NEW YORK (Reuters) - The arrest of a New Yorker for using Twitter to alert protesters to police movements at a meeting of world leaders in Pittsburgh last month would be deemed a human rights violation if it happened in Iran or China, rights activists charge.
Pittsburgh police arrested Elliot Madison, 41, on September 24 as hundreds of people — some throwing rocks and breaking shop windows — protested on the first day of a summit of the Group of 20 rich and developing nations.
The protesters, with a broadly anti-capitalist agenda, were kept well away from the convention site where the leaders held their two-day meeting. Police sporadically used pepper gas to disperse them.
The criminal complaint against Madison said he broke the law by using Twitter to direct unlawful protesters and other people involved in criminal acts to avoid arrest and to inform them of police movements and actions. Twitter allows subscribers to publish 140-character text messages.
Madison, who was released on bail, is charged with hindering apprehension or prosecution, criminal use of communication facility and, possessing instruments of crime — defined as telecommunications equipment.
“The same conduct (of authorities) in Iran or China during recent demonstrations would be called human right violations whereas here it’s called necessary crime control,” Vic Walczak, legal director of the American Civil Liberties Union of Pennsylvania, told Reuters. “It’s a real double standard.”
Twitter was used by protesters in Iran amid the protests and government clampdown that followed the country’s disputed June elections. At one point, the U.S. State Department even urged Twitter to delay a planned upgrade that would have temporarily cut service to Iran.

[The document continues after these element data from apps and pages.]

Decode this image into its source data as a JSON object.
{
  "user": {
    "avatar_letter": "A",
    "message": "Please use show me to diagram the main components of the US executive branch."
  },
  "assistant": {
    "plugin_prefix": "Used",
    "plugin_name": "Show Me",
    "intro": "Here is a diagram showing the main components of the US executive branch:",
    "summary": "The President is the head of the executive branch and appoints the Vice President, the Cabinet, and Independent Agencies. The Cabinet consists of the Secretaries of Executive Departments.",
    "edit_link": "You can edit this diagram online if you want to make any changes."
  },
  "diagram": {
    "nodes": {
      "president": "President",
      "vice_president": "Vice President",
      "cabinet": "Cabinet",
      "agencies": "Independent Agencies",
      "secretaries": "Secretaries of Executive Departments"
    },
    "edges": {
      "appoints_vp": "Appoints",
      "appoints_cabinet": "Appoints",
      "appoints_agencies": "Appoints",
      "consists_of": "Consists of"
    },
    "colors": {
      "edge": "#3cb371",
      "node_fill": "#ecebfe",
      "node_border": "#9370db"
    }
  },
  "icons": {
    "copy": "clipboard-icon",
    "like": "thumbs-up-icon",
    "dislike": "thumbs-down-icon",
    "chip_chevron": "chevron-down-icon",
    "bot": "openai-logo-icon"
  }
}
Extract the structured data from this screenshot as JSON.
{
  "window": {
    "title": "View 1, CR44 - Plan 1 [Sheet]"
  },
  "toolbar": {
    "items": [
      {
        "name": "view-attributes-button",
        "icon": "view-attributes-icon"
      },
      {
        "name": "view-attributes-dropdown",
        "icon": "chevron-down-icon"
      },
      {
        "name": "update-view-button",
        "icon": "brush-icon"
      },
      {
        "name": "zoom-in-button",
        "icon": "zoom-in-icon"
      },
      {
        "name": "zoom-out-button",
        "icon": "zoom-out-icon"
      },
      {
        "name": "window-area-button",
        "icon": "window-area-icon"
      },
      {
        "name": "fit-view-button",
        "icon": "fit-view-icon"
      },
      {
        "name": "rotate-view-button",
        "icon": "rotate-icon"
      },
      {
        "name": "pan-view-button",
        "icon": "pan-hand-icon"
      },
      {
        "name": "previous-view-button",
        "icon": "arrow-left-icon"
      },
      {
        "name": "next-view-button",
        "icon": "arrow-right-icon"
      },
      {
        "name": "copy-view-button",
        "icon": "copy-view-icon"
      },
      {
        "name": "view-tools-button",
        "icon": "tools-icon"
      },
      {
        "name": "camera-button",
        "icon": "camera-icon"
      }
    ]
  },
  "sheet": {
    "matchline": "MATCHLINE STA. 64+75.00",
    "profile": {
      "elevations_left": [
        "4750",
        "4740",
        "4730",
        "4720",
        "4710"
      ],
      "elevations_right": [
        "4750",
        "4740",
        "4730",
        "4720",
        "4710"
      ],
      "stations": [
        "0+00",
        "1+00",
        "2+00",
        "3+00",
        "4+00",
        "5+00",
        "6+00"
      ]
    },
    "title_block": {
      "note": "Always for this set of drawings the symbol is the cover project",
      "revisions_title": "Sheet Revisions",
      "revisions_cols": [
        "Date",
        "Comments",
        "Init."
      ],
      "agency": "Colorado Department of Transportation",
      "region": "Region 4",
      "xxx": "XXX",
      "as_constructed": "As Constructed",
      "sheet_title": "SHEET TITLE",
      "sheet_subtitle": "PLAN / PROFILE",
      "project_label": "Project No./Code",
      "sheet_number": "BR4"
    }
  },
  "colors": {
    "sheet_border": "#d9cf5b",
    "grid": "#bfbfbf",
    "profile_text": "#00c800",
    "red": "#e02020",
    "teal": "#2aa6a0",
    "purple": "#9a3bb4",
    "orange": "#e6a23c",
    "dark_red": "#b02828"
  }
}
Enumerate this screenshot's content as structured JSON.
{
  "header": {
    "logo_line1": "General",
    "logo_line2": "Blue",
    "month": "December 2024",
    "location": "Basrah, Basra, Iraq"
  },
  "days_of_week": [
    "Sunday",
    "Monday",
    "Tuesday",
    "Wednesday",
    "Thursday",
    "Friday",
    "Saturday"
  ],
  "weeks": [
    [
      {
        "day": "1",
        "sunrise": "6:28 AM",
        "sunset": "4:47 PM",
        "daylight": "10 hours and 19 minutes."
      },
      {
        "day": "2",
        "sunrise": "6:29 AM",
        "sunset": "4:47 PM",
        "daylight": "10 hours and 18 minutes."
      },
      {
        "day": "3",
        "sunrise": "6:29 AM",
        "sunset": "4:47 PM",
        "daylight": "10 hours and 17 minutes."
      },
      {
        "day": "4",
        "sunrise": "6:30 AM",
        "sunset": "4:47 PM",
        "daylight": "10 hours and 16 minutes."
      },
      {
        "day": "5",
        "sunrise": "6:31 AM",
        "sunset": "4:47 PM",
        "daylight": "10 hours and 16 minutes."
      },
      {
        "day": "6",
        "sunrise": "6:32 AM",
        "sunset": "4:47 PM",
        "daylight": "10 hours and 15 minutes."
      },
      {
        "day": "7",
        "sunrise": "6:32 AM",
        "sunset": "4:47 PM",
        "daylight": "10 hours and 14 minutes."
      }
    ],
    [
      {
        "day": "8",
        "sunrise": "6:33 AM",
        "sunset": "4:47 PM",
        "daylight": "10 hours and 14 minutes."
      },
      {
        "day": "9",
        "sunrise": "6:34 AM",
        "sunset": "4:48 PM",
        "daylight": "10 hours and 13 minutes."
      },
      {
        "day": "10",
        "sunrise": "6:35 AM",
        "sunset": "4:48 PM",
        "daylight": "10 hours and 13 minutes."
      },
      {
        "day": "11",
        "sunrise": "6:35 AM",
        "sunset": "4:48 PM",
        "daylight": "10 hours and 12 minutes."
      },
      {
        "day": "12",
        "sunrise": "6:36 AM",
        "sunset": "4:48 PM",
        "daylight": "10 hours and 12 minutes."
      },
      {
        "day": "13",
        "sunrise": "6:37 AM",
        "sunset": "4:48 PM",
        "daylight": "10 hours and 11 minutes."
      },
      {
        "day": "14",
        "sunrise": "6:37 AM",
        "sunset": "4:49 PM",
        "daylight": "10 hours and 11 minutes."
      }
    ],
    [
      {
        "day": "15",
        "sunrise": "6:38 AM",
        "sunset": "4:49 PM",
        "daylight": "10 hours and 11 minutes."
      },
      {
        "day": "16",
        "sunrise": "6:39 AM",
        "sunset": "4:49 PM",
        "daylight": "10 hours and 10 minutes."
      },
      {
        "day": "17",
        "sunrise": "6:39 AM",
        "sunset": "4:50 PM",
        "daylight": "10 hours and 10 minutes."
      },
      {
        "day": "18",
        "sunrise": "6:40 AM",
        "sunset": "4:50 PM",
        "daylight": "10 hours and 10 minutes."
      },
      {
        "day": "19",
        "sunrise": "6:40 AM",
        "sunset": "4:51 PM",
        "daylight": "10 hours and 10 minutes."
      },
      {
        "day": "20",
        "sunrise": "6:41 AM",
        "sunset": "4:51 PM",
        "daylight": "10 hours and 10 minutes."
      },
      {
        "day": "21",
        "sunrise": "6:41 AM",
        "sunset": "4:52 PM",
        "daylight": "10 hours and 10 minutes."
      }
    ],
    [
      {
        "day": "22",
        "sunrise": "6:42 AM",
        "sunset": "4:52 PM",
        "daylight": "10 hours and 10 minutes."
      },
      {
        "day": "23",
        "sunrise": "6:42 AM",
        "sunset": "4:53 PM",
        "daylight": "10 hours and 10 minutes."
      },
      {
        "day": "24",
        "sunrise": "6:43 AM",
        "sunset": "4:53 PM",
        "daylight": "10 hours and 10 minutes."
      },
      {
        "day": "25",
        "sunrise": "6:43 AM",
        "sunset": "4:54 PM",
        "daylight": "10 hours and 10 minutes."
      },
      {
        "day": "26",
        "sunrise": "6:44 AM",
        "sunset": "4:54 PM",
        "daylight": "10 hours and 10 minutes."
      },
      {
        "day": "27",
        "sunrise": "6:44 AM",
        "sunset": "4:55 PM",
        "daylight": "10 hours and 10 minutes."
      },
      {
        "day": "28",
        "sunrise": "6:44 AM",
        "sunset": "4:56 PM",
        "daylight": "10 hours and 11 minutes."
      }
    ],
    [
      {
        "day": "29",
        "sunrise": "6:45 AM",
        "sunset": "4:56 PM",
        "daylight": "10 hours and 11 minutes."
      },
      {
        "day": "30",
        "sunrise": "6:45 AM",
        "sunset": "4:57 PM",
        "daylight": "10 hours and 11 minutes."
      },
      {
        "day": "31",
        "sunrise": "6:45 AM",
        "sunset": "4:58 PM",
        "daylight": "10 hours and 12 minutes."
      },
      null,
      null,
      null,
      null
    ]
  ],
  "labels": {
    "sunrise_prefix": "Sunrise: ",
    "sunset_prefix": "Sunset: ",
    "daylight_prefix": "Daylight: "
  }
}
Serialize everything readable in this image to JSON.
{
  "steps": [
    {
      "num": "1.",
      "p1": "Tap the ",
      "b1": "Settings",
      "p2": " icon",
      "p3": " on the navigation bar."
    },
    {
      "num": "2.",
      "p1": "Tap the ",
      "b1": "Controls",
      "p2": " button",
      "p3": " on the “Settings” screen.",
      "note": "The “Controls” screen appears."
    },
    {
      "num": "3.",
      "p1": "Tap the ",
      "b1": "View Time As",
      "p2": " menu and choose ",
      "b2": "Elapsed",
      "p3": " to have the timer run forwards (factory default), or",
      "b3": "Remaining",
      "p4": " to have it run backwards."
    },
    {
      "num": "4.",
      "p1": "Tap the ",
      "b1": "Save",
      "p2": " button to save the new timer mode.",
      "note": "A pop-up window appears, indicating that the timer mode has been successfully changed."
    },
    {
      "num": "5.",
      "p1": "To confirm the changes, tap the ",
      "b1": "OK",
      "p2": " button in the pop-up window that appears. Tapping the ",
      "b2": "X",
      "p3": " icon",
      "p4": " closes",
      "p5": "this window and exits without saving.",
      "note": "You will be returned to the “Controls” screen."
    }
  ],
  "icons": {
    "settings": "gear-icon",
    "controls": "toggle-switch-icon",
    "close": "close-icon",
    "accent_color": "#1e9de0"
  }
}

China has blocked access to online sites such as Twitter several times, including in May ahead of the 20th anniversary of the Tiananmen Square crackdown and again in July following ethnic unrest in the northwestern region of Xinjiang.
Pittsburgh police, asked about what was illegal about Madison’s actions, noted the charge that Madison was hindering apprehension or prosecution by law enforcement.
“All law enforcement agencies must keep abreast of constant developments in technology, both for determining how technology can help police better serve the public and for uncovering ways in which technology can be used to commit crime,” spokeswoman Myra Taylor said. “The criminal complaint alleges that Mr Madison used legal devices to perform illegal acts.”
Laura DeNardis, executive director of Yale Law School’s Information Society Project, said Madison’s arrest could be used “by repressive countries who may be looking to crack down on technologies.”
“They might cite this as a justification for thwarting free speech in even more direct ways and for cracking down in cases like we saw in the Iranian election protests,” said DeNardis. “To me this seems like a double standard.”
Madison was arrested in a Pittsburgh motel, but authorities raided his home in the New York City borough of Queens on Thursday and his lawyer Martin Stolar went to Brooklyn Federal Court on Friday to ask for the return of property taken.
“It’s an outrageous use of criminal law to punish dissent, to punish speech, which tends to support dissent, and it is the most unique application of the criminal law to the use of Twitter that I have ever seen,” said Stolar.
“Essentially we have Elliot accused of taking publicly available information and giving it to another person in the public and then being charged with a crime for doing so,” he said. “I’m missing something here.”
The ACLU’s Walczak said the case could also have repercussions for the media.
“In this age of instant media coverage it has the potential to chill live reporting. This is just the rebroadcasting of information that’s otherwise publicly available, not too different from what the media were doing.”
Editing by Mark Egan and Frances Kerry